Than meditating on the majesty of God; than knowing the surpassing glorious beauty of the Holy Trinity; than dwelling – being at home with – the greatness of God in the face of Jesus Christ. Oh to know and savour such a God!

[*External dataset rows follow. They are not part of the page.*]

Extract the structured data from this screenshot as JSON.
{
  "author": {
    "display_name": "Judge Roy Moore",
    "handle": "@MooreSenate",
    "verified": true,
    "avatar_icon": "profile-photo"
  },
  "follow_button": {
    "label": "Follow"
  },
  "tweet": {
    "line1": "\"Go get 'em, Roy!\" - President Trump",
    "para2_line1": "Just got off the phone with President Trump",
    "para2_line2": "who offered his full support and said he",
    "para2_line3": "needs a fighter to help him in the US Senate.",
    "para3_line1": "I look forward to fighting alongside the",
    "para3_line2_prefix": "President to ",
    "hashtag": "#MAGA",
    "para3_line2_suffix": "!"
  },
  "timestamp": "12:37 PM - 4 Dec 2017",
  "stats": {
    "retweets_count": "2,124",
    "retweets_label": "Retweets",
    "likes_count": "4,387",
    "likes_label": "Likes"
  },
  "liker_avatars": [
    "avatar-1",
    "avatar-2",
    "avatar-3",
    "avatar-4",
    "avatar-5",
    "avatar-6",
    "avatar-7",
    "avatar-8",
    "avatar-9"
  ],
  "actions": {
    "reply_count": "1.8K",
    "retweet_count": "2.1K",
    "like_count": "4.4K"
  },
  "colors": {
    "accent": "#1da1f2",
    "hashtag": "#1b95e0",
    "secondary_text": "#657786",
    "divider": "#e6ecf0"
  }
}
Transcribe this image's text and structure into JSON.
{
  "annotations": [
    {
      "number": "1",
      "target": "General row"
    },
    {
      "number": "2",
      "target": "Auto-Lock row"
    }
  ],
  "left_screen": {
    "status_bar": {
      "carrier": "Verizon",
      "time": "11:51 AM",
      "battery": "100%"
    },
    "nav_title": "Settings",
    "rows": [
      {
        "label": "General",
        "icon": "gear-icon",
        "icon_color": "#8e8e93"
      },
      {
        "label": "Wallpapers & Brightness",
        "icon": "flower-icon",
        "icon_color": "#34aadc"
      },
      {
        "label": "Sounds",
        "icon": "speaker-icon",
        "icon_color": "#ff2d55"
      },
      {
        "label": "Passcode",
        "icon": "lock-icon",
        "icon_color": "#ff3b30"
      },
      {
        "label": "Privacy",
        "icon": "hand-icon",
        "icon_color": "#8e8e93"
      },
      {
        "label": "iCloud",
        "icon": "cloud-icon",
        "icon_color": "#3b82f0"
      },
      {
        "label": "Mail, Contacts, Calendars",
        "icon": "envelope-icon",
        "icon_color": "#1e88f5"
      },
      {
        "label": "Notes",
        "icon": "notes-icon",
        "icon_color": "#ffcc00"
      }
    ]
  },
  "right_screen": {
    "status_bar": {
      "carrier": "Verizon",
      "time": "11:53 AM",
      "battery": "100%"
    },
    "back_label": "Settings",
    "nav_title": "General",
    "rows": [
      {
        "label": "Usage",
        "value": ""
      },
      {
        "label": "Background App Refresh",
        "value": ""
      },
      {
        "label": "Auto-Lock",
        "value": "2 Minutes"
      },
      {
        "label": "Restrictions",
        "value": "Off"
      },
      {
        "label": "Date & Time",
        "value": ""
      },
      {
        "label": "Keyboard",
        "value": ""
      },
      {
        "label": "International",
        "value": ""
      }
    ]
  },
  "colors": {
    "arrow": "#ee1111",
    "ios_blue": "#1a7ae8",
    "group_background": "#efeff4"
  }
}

You see, as we dwell beholding, as David did, we become like what we behold. And we gain a new perspective. This is the way to stoke your love for Christ. Heave your heart into your mouth and praise Christ for all his perfections. Offer up a sacrifice of praise – tell him you do not feel like worshipping him, but you are jolly well going to. Think more and more about your Saviour and less and less of yourself. I want to lose my heart to Christ day after day after day. I figure I was created to be engrossed by him. I reckon he wants me to be enamoured and thrilled by him – who he is, no less than what he does. What will it be like to be utterly enthralled by the immensities of his character? Or enraptured by his ways? I want to be excited by Christ, held in worshipful awe before his face. I want to be astounded and absorbed by the depths of wisdom and love I find in him. I want to be agog at his work in my life. I want to be staggered at all the ways he leads me. And still, I want more of him. And still there is more of him for me to know, enjoy, contemplate and become like. Why can’t I be even more thunderstruck and thrilled with Christ than any mad lover is with his mate? Because Christ is infinite, because he is the chief of thousands upon thousands, I want to be found wrapped in his presence, intent upon every thing he does. It seems to me that Christ stands before me in his beauty and I am amazed that there are folk who think I shouldn’t be electrified and captivated by such a vision! How could I not be? Let’s hear that verse again: “The one thing I ask of the Lord – the thing I seek most – is to live in the house of the Lord all the days of my life, delighting in the Lord’s perfections and meditating in his temple.” I want to end with a familiar story – the contrasting tales of Ulysses and Jason (he of the Argonauts). On their journeys both had to sail past some rocks. These rocks were especially hazardous because there existed some demons called Sirens, who used to sing the most beautiful of songs, and which, when heard would completely bewitch the sailors so that they would be lured to their death on these awful rocks – that’s where we get the phrase ‘siren voices’ from. Now Ulysses thought he was man enough to resist the Sirens. He told his men to plug their ears with wax so that they would not be distracted; he, on the other hand, wanted to hear the full range of the eerie song, so he asked that he be lashed to the mast and left there to experience the fascinating horror of the Sirens’ voices. He nearly went mad with desire and he made a fool of himself so taken in, so enchanted was he by what he heard. When it came to Jason’s turn to sail by these rocks, he came up with a different idea. Neither he nor his men would have their ears waxed up. He didn’t want to be tied to the mast. Instead, he urged Orpheus, a marvellous singer and lyre player, to play a better tune, a more delightful song than the one the Sirens had. Jason was convinced that the Sirens would not at all enchant him and his sailors because they would be enraptured by what Orpheus sang and played. And Jason was right. The Argonaut sailed through the deadly rocks, ignoring the Siren voices – and all because they heard the more beautiful, more wondrous, more stunning song that Orpheus sang. Well, there are obvious parallels to our faith. The world, the flesh and the devil are constantly urging us to wreck our spiritual lives on the rocks of compromise, sin, fear and doubt. And there are a few foolhardy Christians who imagine they are safe, even under a prolonged assault. How sad. But there are those who, seeing the danger of living a Christ-like life in the midst of a hostile world, opt for Jason’s choice. These choose to lose their hearts to Christ. These fall before him in utter fascination and breathless worship at his amazing Person. These become more and more taken up with his beauty, his strength of character that they are only dimly aware of competing siren voices. They are pursuing the Son of God with all they have and all they are.